There has been quite a lot of attention the past few days about a decision from a district court in Utah, which exempted a member of a polygamous sect from testifying in a child labor case based on RFRA. All of the headlines explain that this is a dangerous exemption of Hobby Lobby.
Yet, according to an order signed by Judge David Sam, a Reagan appointee to a trial court in Utah, the federal officials investigating this alleged violation of child labor laws will not be able to require an FLDS member named Vernon Steed to provide information that could aid the investigation because Steed objects to giving certain testimony on religious grounds. Steed claims that he’s made “religious vows ‘not to discuss matters related to the internal affairs or organization of the Fundamentalist Church of Jesus Christ of Latter-day Saints.’” According to Judge Sam’s opinion, that’s enough to exempt him from providing the testimony he does not want to give.

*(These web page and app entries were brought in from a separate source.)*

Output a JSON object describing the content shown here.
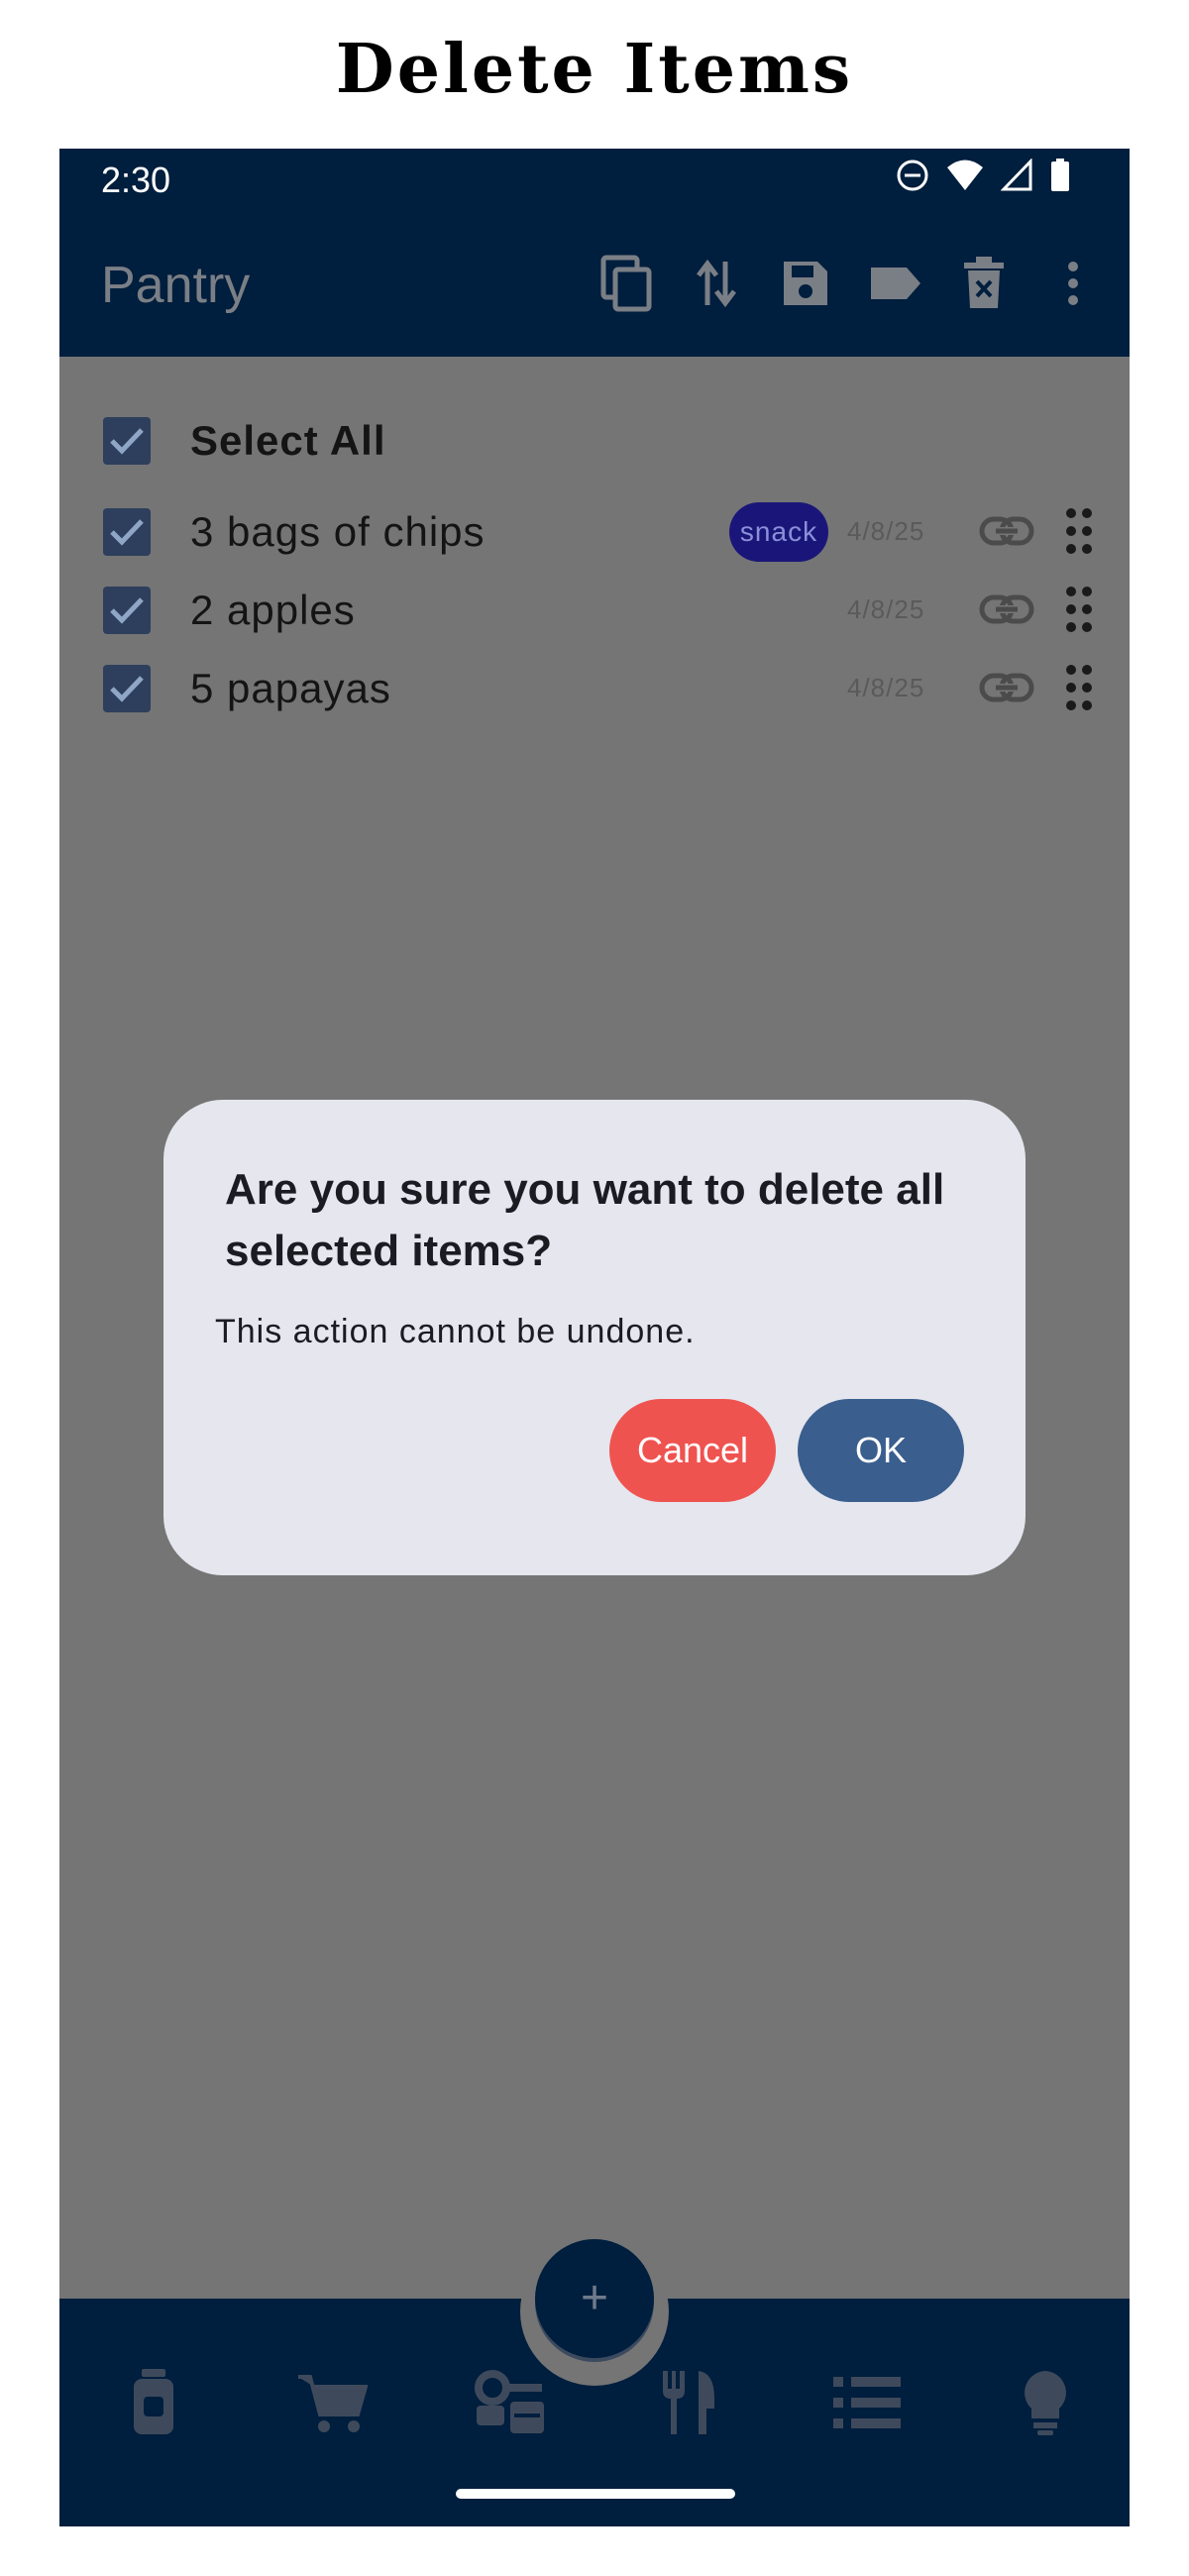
{
  "page_heading": "Delete Items",
  "status_bar": {
    "time": "2:30",
    "icons": [
      "dnd-icon",
      "wifi-icon",
      "signal-icon",
      "battery-icon"
    ]
  },
  "app_bar": {
    "title": "Pantry",
    "actions": [
      "copy-icon",
      "sort-icon",
      "save-icon",
      "label-icon",
      "delete-icon",
      "more-vert-icon"
    ]
  },
  "list": {
    "select_all_label": "Select All",
    "items": [
      {
        "text": "3 bags of chips",
        "tag": "snack",
        "date": "4/8/25",
        "checked": true
      },
      {
        "text": "2 apples",
        "tag": "",
        "date": "4/8/25",
        "checked": true
      },
      {
        "text": "5 papayas",
        "tag": "",
        "date": "4/8/25",
        "checked": true
      }
    ]
  },
  "dialog": {
    "title": "Are you sure you want to delete all selected items?",
    "body": "This action cannot be undone.",
    "cancel_label": "Cancel",
    "ok_label": "OK"
  },
  "bottom_nav": {
    "fab_label": "+",
    "items": [
      "pantry-jar-icon",
      "cart-icon",
      "kitchen-icon",
      "utensils-icon",
      "list-icon",
      "lightbulb-icon"
    ]
  },
  "colors": {
    "primary_dark": "#001E3D",
    "scrim": "#757575",
    "dialog_bg": "#E5E6EE",
    "cancel": "#EF5350",
    "ok": "#3A5E8E",
    "tag": "#1A1679"
  }
}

I would encourage you to first read the opinion. It’s short. Really short. In fact, the key RFRA analysis is only one paragraph, and really two sentences. And it is completely conclusory.
As noted, under RFRA the government may not substantially burden a person’s exercise of religion unless it can demonstrate that the burden in furtherance of a compelling governmental interest, and it is the least restrictive means of advancing a compelling interest. Here, the matter quickly is resolved by skipping directly to the least restrictive means requirement. Petitioner has failed to show that forcing Mr. Steed to answer the questions offensive to his sincerely held religious beliefs is the least restrictive means to advance any compelling interest it may have. For example,as a less restrictive alternative, Petitioner can continue with its efforts to obtain needed information from Paragon Contractors Corporation, Brian Jessop, Dale Barlow and others who contracted to manage the pecan ranch. See Hobby Lobby, 134 S.Ct. at *2780 (“The least-restrictive- means standard is exceptionally demanding…” and is not satisfied where the party imposing the burden “has not shown that it lacks other means of achieving its desired goal without imposing a substantial burden on the exercise of religion by the objecting part[y]…”).
This seems so wrong. Testimony is personal. A witness testifies about what he or she witnessed. There is no other way to get a person’s testimony than to have that person testify! This isn’t like Hobby Lobby, where someone else can pay for the same contraceptive. Pills are fungible. Testimony is not. This should be easily reversed.
I’m sure there will be outlier opinions that cite Hobby Lobby–as the latest explication of RFRA (nothing to do with corporations)–but this opinion does not mean the sky is falling.